> [Required action] For each entry in the listing, produce an exact copy.

> [Raw data]
--- START ---

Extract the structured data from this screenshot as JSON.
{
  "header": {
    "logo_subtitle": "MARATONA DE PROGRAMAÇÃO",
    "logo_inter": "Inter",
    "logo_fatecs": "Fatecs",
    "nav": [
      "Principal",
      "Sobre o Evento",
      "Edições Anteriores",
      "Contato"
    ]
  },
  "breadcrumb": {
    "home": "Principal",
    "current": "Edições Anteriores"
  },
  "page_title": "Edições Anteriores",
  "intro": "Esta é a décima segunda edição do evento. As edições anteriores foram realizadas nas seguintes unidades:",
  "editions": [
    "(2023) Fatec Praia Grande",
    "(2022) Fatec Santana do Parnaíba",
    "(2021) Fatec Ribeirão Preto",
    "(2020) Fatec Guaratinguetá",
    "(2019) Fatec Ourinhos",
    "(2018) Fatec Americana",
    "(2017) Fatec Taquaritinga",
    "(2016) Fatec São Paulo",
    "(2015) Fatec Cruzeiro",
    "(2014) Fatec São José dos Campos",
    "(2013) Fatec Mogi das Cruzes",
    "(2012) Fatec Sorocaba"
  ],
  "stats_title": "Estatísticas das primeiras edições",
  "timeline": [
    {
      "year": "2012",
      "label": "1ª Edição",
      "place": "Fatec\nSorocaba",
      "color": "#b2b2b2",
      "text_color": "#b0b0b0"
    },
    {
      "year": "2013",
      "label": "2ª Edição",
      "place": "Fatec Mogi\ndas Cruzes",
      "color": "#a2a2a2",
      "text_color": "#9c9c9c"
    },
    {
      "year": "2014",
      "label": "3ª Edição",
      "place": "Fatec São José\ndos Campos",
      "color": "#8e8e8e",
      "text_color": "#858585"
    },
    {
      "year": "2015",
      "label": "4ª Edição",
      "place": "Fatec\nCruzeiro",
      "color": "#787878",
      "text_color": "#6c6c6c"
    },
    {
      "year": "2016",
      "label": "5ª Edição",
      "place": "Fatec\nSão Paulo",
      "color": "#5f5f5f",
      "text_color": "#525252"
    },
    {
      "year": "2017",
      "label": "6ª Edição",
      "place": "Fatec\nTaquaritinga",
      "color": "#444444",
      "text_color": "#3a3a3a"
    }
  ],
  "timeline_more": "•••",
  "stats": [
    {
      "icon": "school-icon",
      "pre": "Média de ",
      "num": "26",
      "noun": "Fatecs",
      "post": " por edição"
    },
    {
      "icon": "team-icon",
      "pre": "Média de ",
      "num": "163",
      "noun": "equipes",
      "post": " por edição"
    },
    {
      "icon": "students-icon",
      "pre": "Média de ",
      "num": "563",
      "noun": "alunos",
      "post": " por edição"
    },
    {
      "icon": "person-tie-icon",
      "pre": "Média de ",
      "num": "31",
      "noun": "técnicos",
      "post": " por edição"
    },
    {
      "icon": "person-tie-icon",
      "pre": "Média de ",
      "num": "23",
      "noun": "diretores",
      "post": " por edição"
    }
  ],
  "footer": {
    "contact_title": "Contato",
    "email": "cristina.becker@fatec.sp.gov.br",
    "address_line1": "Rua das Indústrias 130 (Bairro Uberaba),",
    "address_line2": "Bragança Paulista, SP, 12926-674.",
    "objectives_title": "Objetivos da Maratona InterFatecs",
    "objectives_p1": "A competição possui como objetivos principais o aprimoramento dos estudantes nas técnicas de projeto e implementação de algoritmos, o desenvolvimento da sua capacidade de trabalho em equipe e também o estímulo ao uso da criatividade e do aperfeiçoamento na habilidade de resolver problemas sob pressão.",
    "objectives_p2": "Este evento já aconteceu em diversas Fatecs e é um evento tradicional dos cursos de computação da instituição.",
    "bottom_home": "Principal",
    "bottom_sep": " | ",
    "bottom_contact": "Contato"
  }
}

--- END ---

> [Answer to this task]
Extract the structured data from this screenshot as JSON.
{
  "header": {
    "logo_subtitle": "MARATONA DE PROGRAMAÇÃO",
    "logo_inter": "Inter",
    "logo_fatecs": "Fatecs",
    "nav": [
      "Principal",
      "Sobre o Evento",
      "Edições Anteriores",
      "Contato"
    ]
  },
  "breadcrumb": {
    "home": "Principal",
    "current": "Edições Anteriores"
  },
  "page_title": "Edições Anteriores",
  "intro": "Esta é a décima segunda edição do evento. As edições anteriores foram realizadas nas seguintes unidades:",
  "editions": [
    "(2023) Fatec Praia Grande",
    "(2022) Fatec Santana do Parnaíba",
    "(2021) Fatec Ribeirão Preto",
    "(2020) Fatec Guaratinguetá",
    "(2019) Fatec Ourinhos",
    "(2018) Fatec Americana",
    "(2017) Fatec Taquaritinga",
    "(2016) Fatec São Paulo",
    "(2015) Fatec Cruzeiro",
    "(2014) Fatec São José dos Campos",
    "(2013) Fatec Mogi das Cruzes",
    "(2012) Fatec Sorocaba"
  ],
  "stats_title": "Estatísticas das primeiras edições",
  "timeline": [
    {
      "year": "2012",
      "label": "1ª Edição",
      "place": "Fatec\nSorocaba",
      "color": "#b2b2b2",
      "text_color": "#b0b0b0"
    },
    {
      "year": "2013",
      "label": "2ª Edição",
      "place": "Fatec Mogi\ndas Cruzes",
      "color": "#a2a2a2",
      "text_color": "#9c9c9c"
    },
    {
      "year": "2014",
      "label": "3ª Edição",
      "place": "Fatec São José\ndos Campos",
      "color": "#8e8e8e",
      "text_color": "#858585"
    },
    {
      "year": "2015",
      "label": "4ª Edição",
      "place": "Fatec\nCruzeiro",
      "color": "#787878",
      "text_color": "#6c6c6c"
    },
    {
      "year": "2016",
      "label": "5ª Edição",
      "place": "Fatec\nSão Paulo",
      "color": "#5f5f5f",
      "text_color": "#525252"
    },
    {
      "year": "2017",
      "label": "6ª Edição",
      "place": "Fatec\nTaquaritinga",
      "color": "#444444",
      "text_color": "#3a3a3a"
    }
  ],
  "timeline_more": "•••",
  "stats": [
    {
      "icon": "school-icon",
      "pre": "Média de ",
      "num": "26",
      "noun": "Fatecs",
      "post": " por edição"
    },
    {
      "icon": "team-icon",
      "pre": "Média de ",
      "num": "163",
      "noun": "equipes",
      "post": " por edição"
    },
    {
      "icon": "students-icon",
      "pre": "Média de ",
      "num": "563",
      "noun": "alunos",
      "post": " por edição"
    },
    {
      "icon": "person-tie-icon",
      "pre": "Média de ",
      "num": "31",
      "noun": "técnicos",
      "post": " por edição"
    },
    {
      "icon": "person-tie-icon",
      "pre": "Média de ",
      "num": "23",
      "noun": "diretores",
      "post": " por edição"
    }
  ],
  "footer": {
    "contact_title": "Contato",
    "email": "cristina.becker@fatec.sp.gov.br",
    "address_line1": "Rua das Indústrias 130 (Bairro Uberaba),",
    "address_line2": "Bragança Paulista, SP, 12926-674.",
    "objectives_title": "Objetivos da Maratona InterFatecs",
    "objectives_p1": "A competição possui como objetivos principais o aprimoramento dos estudantes nas técnicas de projeto e implementação de algoritmos, o desenvolvimento da sua capacidade de trabalho em equipe e também o estímulo ao uso da criatividade e do aperfeiçoamento na habilidade de resolver problemas sob pressão.",
    "objectives_p2": "Este evento já aconteceu em diversas Fatecs e é um evento tradicional dos cursos de computação da instituição.",
    "bottom_home": "Principal",
    "bottom_sep": " | ",
    "bottom_contact": "Contato"
  }
}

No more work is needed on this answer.